I tend to drive according to rules. If a sign says 60, I slow down to 60; if a sign says 100, I won't go over 100; if I pass a school during drop-off/pick-up times, I slow down to 40.
Except, I seem to stand out whilst doing that. Several times a week I drive past a school at about 8:50 in the morning and, like clockwork!, when I slow down to 40 - like the sign says - I instantly gather a following of cars behind me. And I am not dumb: if I am going 40 in a 40 zone and there are cars catching up with me whilst I am doing 40, they must be doing more than that.
Or on a highway near where I live: recently a new speed zone was introduced bringing the top speed down to 60 and several times I've been honked at. Like... what!?! I drive the speed limit and I get honked at?!?
And so this morning I watched with glee - with pure, unadulterated joy - how in that school zone where I regularly pick up a following of cars who do not abide by school zone speed limit, a policeman was operating. He was measuring speed, and ticketing people who were over the limit. And, quite expectedly, where he had a line of cars pulled over, there were two SUVs and one fairly new Honda.

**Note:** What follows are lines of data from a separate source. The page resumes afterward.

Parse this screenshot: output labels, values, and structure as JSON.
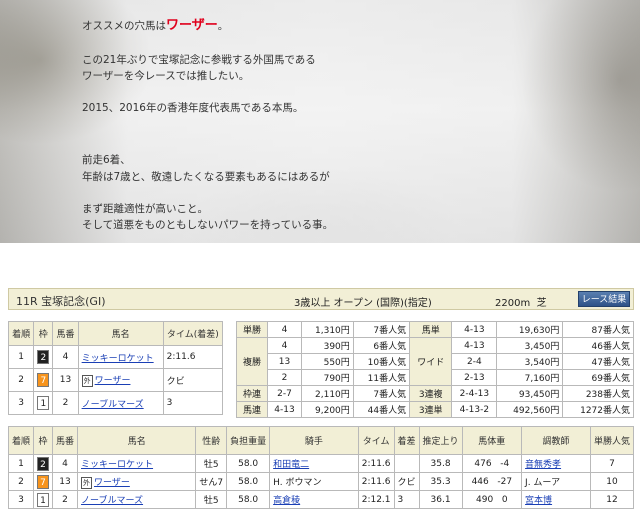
{
  "blog": {
    "line1_prefix": "オススメの穴馬は",
    "line1_horse": "ワーザー",
    "line1_suffix": "。",
    "line2": "この21年ぶりで宝塚記念に参戦する外国馬である",
    "line3": "ワーザーを今レースでは推したい。",
    "line4": "2015、2016年の香港年度代表馬である本馬。",
    "line5": "前走6着、",
    "line6": "年齢は7歳と、敬遠したくなる要素もあるにはあるが",
    "line7": "まず距離適性が高いこと。",
    "line8": "そして道悪をものともしないパワーを持っている事。"
  },
  "race": {
    "name": "11R 宝塚記念(GI)",
    "conditions": "3歳以上 オープン (国際)(指定)",
    "distance": "2200m",
    "surface": "芝",
    "button_label": "レース結果"
  },
  "top3": {
    "headers": [
      "着順",
      "枠",
      "馬番",
      "馬名",
      "タイム(着差)"
    ],
    "rows": [
      {
        "pos": "1",
        "waku": "2",
        "num": "4",
        "name": "ミッキーロケット",
        "time": "2:11.6"
      },
      {
        "pos": "2",
        "waku": "7",
        "num": "13",
        "gai": "外",
        "name": "ワーザー",
        "time": "クビ"
      },
      {
        "pos": "3",
        "waku": "1",
        "num": "2",
        "name": "ノーブルマーズ",
        "time": "3"
      }
    ]
  },
  "payouts": {
    "tansho": {
      "label": "単勝",
      "combo": "4",
      "amount": "1,310円",
      "pop": "7番人気"
    },
    "fukusho": {
      "label": "複勝",
      "rows": [
        {
          "combo": "4",
          "amount": "390円",
          "pop": "6番人気"
        },
        {
          "combo": "13",
          "amount": "550円",
          "pop": "10番人気"
        },
        {
          "combo": "2",
          "amount": "790円",
          "pop": "11番人気"
        }
      ]
    },
    "wakuren": {
      "label": "枠連",
      "combo": "2-7",
      "amount": "2,110円",
      "pop": "7番人気"
    },
    "umaren": {
      "label": "馬連",
      "combo": "4-13",
      "amount": "9,200円",
      "pop": "44番人気"
    },
    "umatan": {
      "label": "馬単",
      "combo": "4-13",
      "amount": "19,630円",
      "pop": "87番人気"
    },
    "wide": {
      "label": "ワイド",
      "rows": [
        {
          "combo": "4-13",
          "amount": "3,450円",
          "pop": "46番人気"
        },
        {
          "combo": "2-4",
          "amount": "3,540円",
          "pop": "47番人気"
        },
        {
          "combo": "2-13",
          "amount": "7,160円",
          "pop": "69番人気"
        }
      ]
    },
    "sanrenpuku": {
      "label": "3連複",
      "combo": "2-4-13",
      "amount": "93,450円",
      "pop": "238番人気"
    },
    "sanrentan": {
      "label": "3連単",
      "combo": "4-13-2",
      "amount": "492,560円",
      "pop": "1272番人気"
    }
  },
  "full": {
    "headers": [
      "着順",
      "枠",
      "馬番",
      "馬名",
      "性齢",
      "負担重量",
      "騎手",
      "タイム",
      "着差",
      "推定上り",
      "馬体重",
      "調教師",
      "単勝人気"
    ],
    "rows": [
      {
        "pos": "1",
        "waku": "2",
        "num": "4",
        "name": "ミッキーロケット",
        "sex": "牡5",
        "weight": "58.0",
        "jockey": "和田竜二",
        "time": "2:11.6",
        "margin": "",
        "agari": "35.8",
        "bw": "476",
        "diff": "-4",
        "trainer": "音無秀孝",
        "pop": "7"
      },
      {
        "pos": "2",
        "waku": "7",
        "num": "13",
        "gai": "外",
        "name": "ワーザー",
        "sex": "せん7",
        "weight": "58.0",
        "jockey": "H. ボウマン",
        "time": "2:11.6",
        "margin": "クビ",
        "agari": "35.3",
        "bw": "446",
        "diff": "-27",
        "trainer": "J. ムーア",
        "pop": "10"
      },
      {
        "pos": "3",
        "waku": "1",
        "num": "2",
        "name": "ノーブルマーズ",
        "sex": "牡5",
        "weight": "58.0",
        "jockey": "高倉稜",
        "time": "2:12.1",
        "margin": "3",
        "agari": "36.1",
        "bw": "490",
        "diff": "0",
        "trainer": "宮本博",
        "pop": "12"
      }
    ]
  }
}
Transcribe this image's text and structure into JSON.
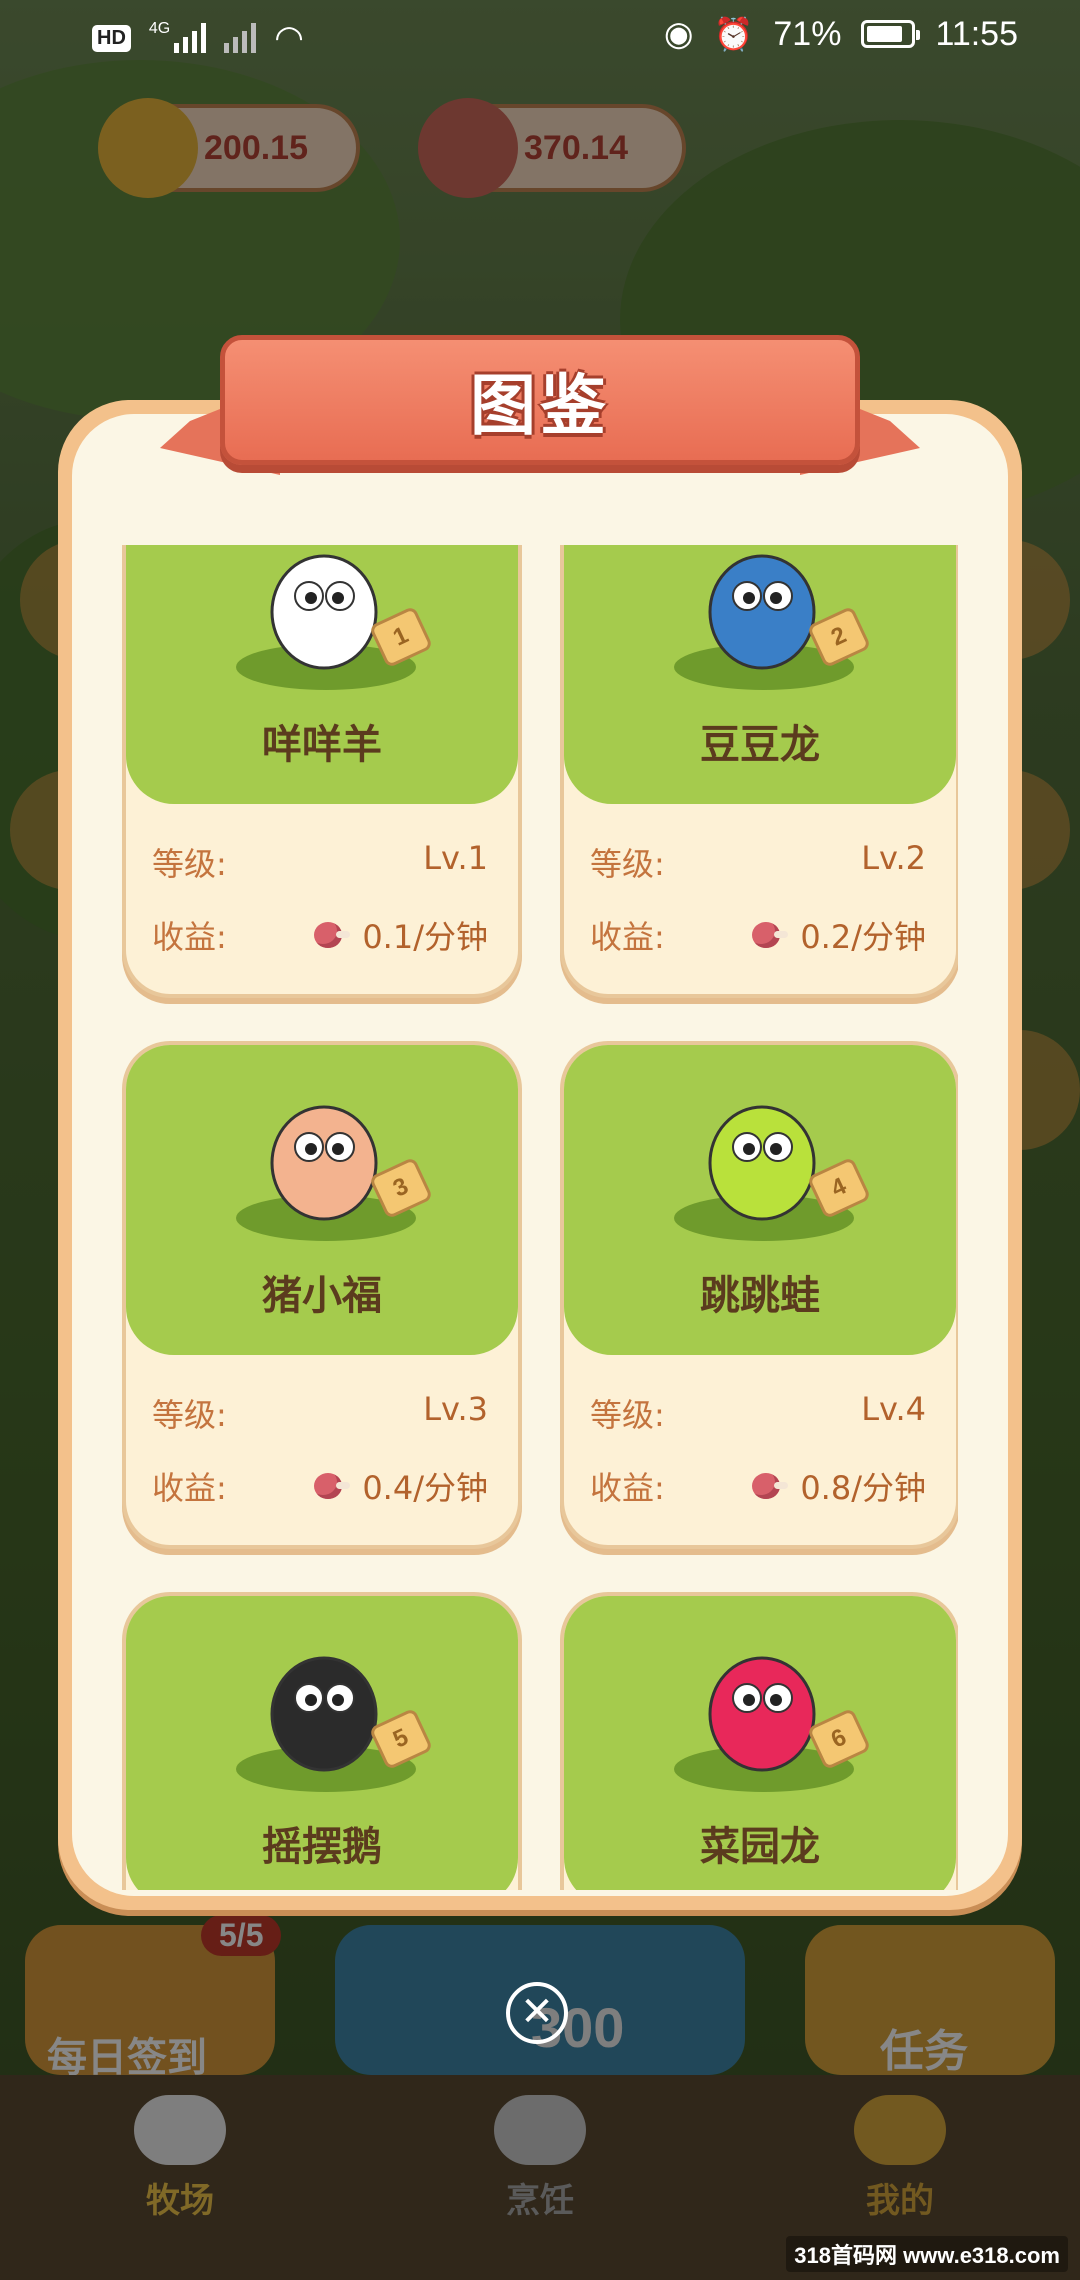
{
  "status_bar": {
    "hd": "HD",
    "network": "4G",
    "battery_percent": "71%",
    "battery_level": 0.71,
    "time": "11:55"
  },
  "game": {
    "coins": "200.15",
    "meat": "370.14",
    "sign_badge": "5/5",
    "sign_label": "每日签到",
    "center_value": "300",
    "task_label": "任务",
    "nav": [
      "牧场",
      "烹饪",
      "我的"
    ]
  },
  "modal": {
    "title": "图鉴",
    "level_label": "等级:",
    "income_label": "收益:",
    "cards": [
      {
        "name": "咩咩羊",
        "level": "Lv.1",
        "income": "0.1/分钟",
        "tag": "1",
        "color": "#ffffff"
      },
      {
        "name": "豆豆龙",
        "level": "Lv.2",
        "income": "0.2/分钟",
        "tag": "2",
        "color": "#3a7fc7"
      },
      {
        "name": "猪小福",
        "level": "Lv.3",
        "income": "0.4/分钟",
        "tag": "3",
        "color": "#f3b38f"
      },
      {
        "name": "跳跳蛙",
        "level": "Lv.4",
        "income": "0.8/分钟",
        "tag": "4",
        "color": "#b9e13b"
      },
      {
        "name": "摇摆鹅",
        "level": "",
        "income": "",
        "tag": "5",
        "color": "#2b2b2b"
      },
      {
        "name": "菜园龙",
        "level": "",
        "income": "",
        "tag": "6",
        "color": "#e8285a"
      }
    ],
    "close_icon": "close-icon"
  },
  "watermark": "318首码网 www.e318.com"
}
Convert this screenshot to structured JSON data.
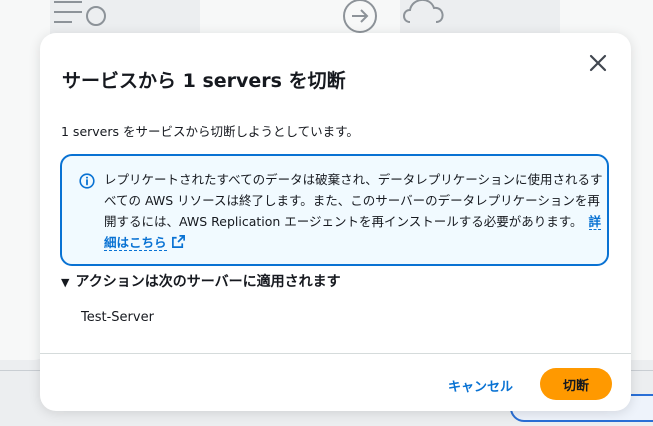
{
  "modal": {
    "title": "サービスから 1 servers を切断",
    "description": "1 servers をサービスから切断しようとしています。",
    "alert": {
      "text": "レプリケートされたすべてのデータは破棄され、データレプリケーションに使用されるすべての AWS リソースは終了します。また、このサーバーのデータレプリケーションを再開するには、AWS Replication エージェントを再インストールする必要があります。",
      "link_label": "詳細はこちら",
      "icon": "info-icon",
      "link_icon": "external-link-icon"
    },
    "expander": {
      "label": "アクションは次のサーバーに適用されます",
      "expanded": true
    },
    "servers": [
      "Test-Server"
    ],
    "buttons": {
      "cancel": "キャンセル",
      "confirm": "切断"
    }
  },
  "colors": {
    "primary": "#ff9900",
    "link": "#0972d3",
    "alert_border": "#0972d3",
    "alert_background": "#f1faff"
  }
}
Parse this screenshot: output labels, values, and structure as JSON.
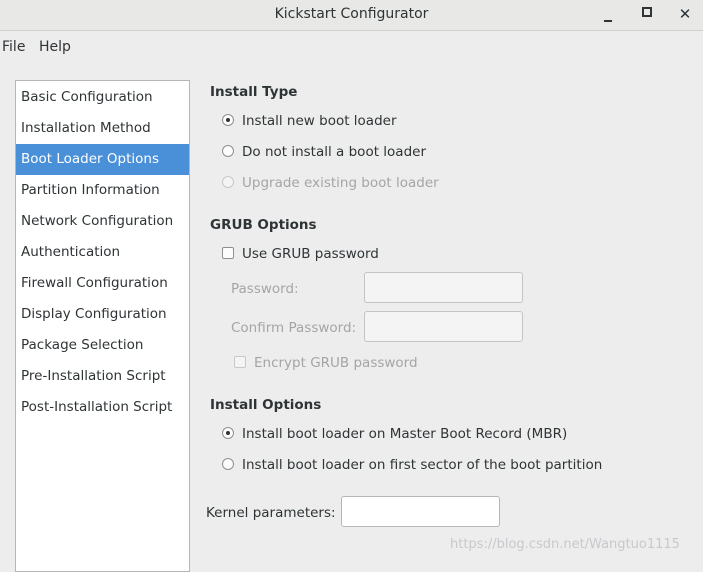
{
  "window": {
    "title": "Kickstart Configurator",
    "minimize_icon": "minimize-icon",
    "maximize_icon": "maximize-icon",
    "close_icon": "close-icon",
    "close_glyph": "✕"
  },
  "menubar": {
    "file": "File",
    "help": "Help"
  },
  "sidebar": {
    "selected_color": "#4a90d9",
    "items": [
      {
        "label": "Basic Configuration"
      },
      {
        "label": "Installation Method"
      },
      {
        "label": "Boot Loader Options",
        "selected": true
      },
      {
        "label": "Partition Information"
      },
      {
        "label": "Network Configuration"
      },
      {
        "label": "Authentication"
      },
      {
        "label": "Firewall Configuration"
      },
      {
        "label": "Display Configuration"
      },
      {
        "label": "Package Selection"
      },
      {
        "label": "Pre-Installation Script"
      },
      {
        "label": "Post-Installation Script"
      }
    ]
  },
  "install_type": {
    "title": "Install Type",
    "options": [
      {
        "label": "Install new boot loader",
        "selected": true,
        "enabled": true
      },
      {
        "label": "Do not install a boot loader",
        "selected": false,
        "enabled": true
      },
      {
        "label": "Upgrade existing boot loader",
        "selected": false,
        "enabled": false
      }
    ]
  },
  "grub_options": {
    "title": "GRUB Options",
    "use_password": {
      "label": "Use GRUB password",
      "checked": false
    },
    "password_label": "Password:",
    "password_value": "",
    "confirm_label": "Confirm Password:",
    "confirm_value": "",
    "encrypt": {
      "label": "Encrypt GRUB password",
      "checked": false,
      "enabled": false
    }
  },
  "install_options": {
    "title": "Install Options",
    "options": [
      {
        "label": "Install boot loader on Master Boot Record (MBR)",
        "selected": true
      },
      {
        "label": "Install boot loader on first sector of the boot partition",
        "selected": false
      }
    ]
  },
  "kernel": {
    "label": "Kernel parameters:",
    "value": ""
  },
  "watermark": "https://blog.csdn.net/Wangtuo1115"
}
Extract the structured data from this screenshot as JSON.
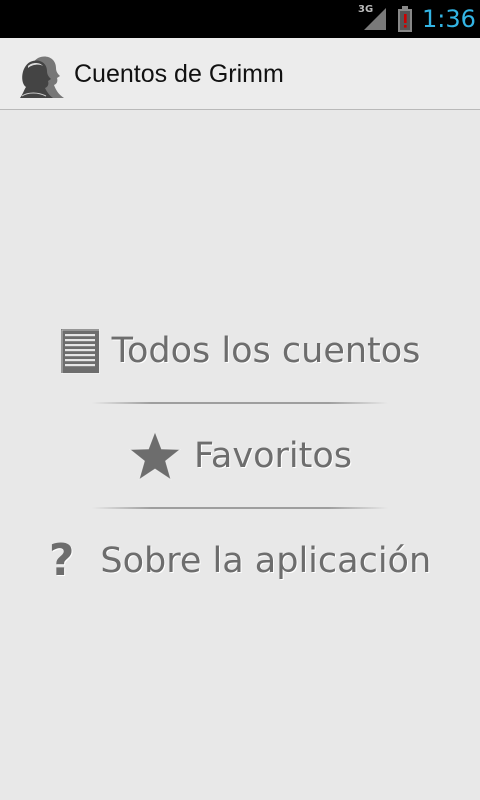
{
  "status_bar": {
    "network": "3G",
    "time": "1:36",
    "colors": {
      "time": "#33b5e5",
      "battery_alert": "#cc0000"
    },
    "icons": [
      "signal-icon",
      "battery-alert-icon"
    ]
  },
  "action_bar": {
    "title": "Cuentos de Grimm",
    "icon": "grimm-brothers-portrait-icon"
  },
  "menu": {
    "items": [
      {
        "label": "Todos los cuentos",
        "icon": "document-list-icon"
      },
      {
        "label": "Favoritos",
        "icon": "star-icon"
      },
      {
        "label": "Sobre la aplicación",
        "icon": "question-mark-icon",
        "glyph": "?"
      }
    ],
    "colors": {
      "text": "#6d6d6d",
      "background": "#e8e8e8"
    }
  }
}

And I was, like, suck it up, bastards!
Because darn I am tired of feeling like an a$$hole when I am the one who slows down near schools and they honk at me for doing it.
A few days ago I got to talk to an Estonian lady about what it means to me to be living in New Zealand as an Estonian, and it got me thinking.
For example: she described with a kind of disappointment the mouldy tomatoes sold in her local shop in Estonia and it got me thinking that I would actually like to eat food that... spoils. Not spoiled food - but food that spoils. Food that's capable of spoiling.
Compared to what I grew up with in Estonia, here fruit and vegetables take a long time to go off. Having worked on several farms whilst backpacking and having seen the amount of spraying (herbicides, pesticides etc) that goes on, I am not surprised that it does, but... still. Talking to that lady reminded me of it.
I know organic produce is available, even in Christchurch, and I know I could get hold of it fairly easily, but I know the price tag involved. My family goes through such an obscene amount of fruit and veggies each week - in part due to these two monsters ;)...
... that we have made a conscious decision to eat large amounts of treated food, rather than small amounts of organic food, and it's a decision I stand by.
Frances Mayes wrote in a book called Under the Tuscan Sun,
"At home I plan a menu ahead, though I frequently improvise as I shop. Here, I only begin to think when I see what's ripe this week. My impulse is to overload; I forget there are not then hungry people at home. At first I was miffed when tomatoes or peas had spoiled when I got around to cooking them a few days later. Finally I caught on that what you buy today is ready - picked or dug this morning at its peak. This also explained another puzzle; I never understood why Italian refrigerators are so minute until I realised that they don't store food the way we do. The Sub-Zero giant I have at home begins to seem almost institutional compared to the toy fridge I now have here."
Which is one of the reasons I cherish homegrown food so much. There's not much - we work with what we've got - but still.
In the backyard we have a nectarine tree which is in bloom right now and if the weather holds, we may have an abundant crop of nectarines again come late summer.
Along the fenceline where there is a strip of exposed soil, garlic grows.
By the bedroom window a lemon tree has been providing us with lemons all winter long. It is sheltered from the wind where it grows, and red brick wall captures heat during the day which protects the tree from frost.
We are doing well.
It's been five days now since The Kid's legs have gone into bilateral casts and though Monday was a bit rough with the first set of casts not working well - which then led us to a late evening hospital visit where casts were taken off and another set were put on - it is now quite well-rehearsed the way we go about our days.
The Kid is a trooper. Honestly, I thought there were going to be so many more restrictions on what he could do and couldn't do, and instead I have found that it actually quite... works. The way it's done.
I may write a separate post about why the casts were put on and what we have done to accommodate the change (including a pretty cool piece of clothing I made which has allowed The Kid to use the sandpit!!!), but for now I'll just say that: we're doing well.
And by the way: The Girlie's walking :).